The state’s approach comes as the Biden administration aims to increase the number of prisons and jails offering opioid addiction treatment. The administration is also working to install treatment programs in all federal prisons by this summer.
California’s program is expensive: $283 million for the current fiscal year. But in January, it became the first state to secure permission from the federal government to use Medicaid for health care in correctional facilities, which will allow officials to use federal funds to cover opioid treatment.
If you read one story, make it this
A plan to expand driverless taxi services in San Francisco has met stiff resistance from city officials and activists.
Where we’re traveling
Today’s tip comes from Cynthia Lee, who lives in Thousand Oaks. Cynthia recommends visiting El Pueblo de Los Angeles Historical Monument:
“Living in a suburb outside Los Angeles County, I’ve known tangentially about a cluster of historic buildings in downtown Los Angeles. But until I took a free hourlong walking tour with a well-informed guide from the volunteer docent group Las Angelitas del Pueblo, I had no idea how essential this site, El Pueblo de Los Angeles, was to understanding how this richly diverse city came to be.

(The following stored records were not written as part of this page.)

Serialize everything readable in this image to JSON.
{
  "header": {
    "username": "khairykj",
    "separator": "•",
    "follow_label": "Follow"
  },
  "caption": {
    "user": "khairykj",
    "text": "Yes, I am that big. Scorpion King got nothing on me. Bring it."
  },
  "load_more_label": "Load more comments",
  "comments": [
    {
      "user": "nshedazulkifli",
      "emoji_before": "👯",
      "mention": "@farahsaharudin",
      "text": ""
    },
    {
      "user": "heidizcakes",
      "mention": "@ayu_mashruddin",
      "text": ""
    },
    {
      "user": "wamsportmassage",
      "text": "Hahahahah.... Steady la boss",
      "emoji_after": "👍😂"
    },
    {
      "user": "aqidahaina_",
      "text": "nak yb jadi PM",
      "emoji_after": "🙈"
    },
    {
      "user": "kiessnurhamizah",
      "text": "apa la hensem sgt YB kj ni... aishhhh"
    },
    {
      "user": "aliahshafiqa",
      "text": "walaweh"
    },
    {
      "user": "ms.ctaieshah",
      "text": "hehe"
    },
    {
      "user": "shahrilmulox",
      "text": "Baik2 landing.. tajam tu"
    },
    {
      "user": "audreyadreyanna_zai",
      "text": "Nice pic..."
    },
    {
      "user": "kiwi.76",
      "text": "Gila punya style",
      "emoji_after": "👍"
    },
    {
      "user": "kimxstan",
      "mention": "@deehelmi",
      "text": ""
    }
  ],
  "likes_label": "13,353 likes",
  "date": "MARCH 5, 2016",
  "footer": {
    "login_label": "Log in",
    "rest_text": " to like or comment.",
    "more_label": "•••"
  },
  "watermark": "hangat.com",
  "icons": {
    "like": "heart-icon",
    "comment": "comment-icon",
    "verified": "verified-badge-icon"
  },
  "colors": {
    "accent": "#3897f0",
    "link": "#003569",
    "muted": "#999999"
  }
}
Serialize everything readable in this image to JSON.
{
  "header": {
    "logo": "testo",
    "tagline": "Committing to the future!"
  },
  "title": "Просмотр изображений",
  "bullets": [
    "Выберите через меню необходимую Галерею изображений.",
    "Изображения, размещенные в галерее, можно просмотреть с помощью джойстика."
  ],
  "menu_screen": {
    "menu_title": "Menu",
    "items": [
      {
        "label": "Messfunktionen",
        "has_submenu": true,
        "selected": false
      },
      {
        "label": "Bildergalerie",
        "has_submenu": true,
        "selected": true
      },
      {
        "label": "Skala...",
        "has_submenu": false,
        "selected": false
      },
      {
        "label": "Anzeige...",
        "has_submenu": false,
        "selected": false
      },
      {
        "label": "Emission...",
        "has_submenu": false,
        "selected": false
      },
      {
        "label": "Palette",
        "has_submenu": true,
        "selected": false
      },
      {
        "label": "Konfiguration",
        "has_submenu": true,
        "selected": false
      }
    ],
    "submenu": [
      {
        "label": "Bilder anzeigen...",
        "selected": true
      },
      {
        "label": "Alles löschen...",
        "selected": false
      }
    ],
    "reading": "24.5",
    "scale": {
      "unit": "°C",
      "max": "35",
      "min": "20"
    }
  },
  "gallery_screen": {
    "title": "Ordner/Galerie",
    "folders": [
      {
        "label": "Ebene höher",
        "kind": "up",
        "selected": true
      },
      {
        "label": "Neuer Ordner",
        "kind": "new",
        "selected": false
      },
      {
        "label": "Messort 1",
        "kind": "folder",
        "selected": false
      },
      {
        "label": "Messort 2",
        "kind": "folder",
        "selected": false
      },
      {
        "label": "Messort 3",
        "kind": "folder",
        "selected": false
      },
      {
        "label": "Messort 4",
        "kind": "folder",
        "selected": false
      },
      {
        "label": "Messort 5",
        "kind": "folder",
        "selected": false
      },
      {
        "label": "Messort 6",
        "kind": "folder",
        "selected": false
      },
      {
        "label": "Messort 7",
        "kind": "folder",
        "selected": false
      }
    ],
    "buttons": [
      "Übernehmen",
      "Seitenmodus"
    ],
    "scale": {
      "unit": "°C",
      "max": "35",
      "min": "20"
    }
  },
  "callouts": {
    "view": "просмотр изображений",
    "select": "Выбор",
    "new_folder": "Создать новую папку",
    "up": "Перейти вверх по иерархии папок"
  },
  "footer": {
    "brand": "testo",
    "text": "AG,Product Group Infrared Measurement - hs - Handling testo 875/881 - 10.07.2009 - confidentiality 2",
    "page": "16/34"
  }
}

It’s the city’s birthplace and one-time state capital. In this one spot on the map, the city’s oldest house, oldest church, first cemetery and original firehouse once stood. My guide gave me an overview of the city’s founding in 1781 and a sense of the tensions that arose as control over it shifted from the Indigenous Tongva to the Spanish, Mexicans and finally the Americans.
Being of Asian descent, I was especially moved by the sad history of Old Chinatown, also once there. The docent put real faces to so many local place names that I had long heard of: Pico, Sepulveda, Olvera, Stockton, Cabrillo, among others. And who knew that Los Angeles actually has a birthday — Sept. 4? I really recommend this experience to any visitor from near, like me, or far.”
Tell us about your favorite places to visit in California. Email your suggestions to CAtoday@nytimes.com. We’ll be sharing more in upcoming editions of the newsletter.
A number of Los Angeles landmarks are turning 100 this year, including the Hollywood sign, the Memorial Coliseum and the Biltmore Hotel in downtown.
Do you have any favorite memories of these institutions? Email a few sentences to CAtoday@nytimes.com, and please include your name and the city where you live.
And before you go, some good news
When Lauren Pariani and Kate Schatz first became mom friends after meeting on a school playground, they had no idea where life would lead them.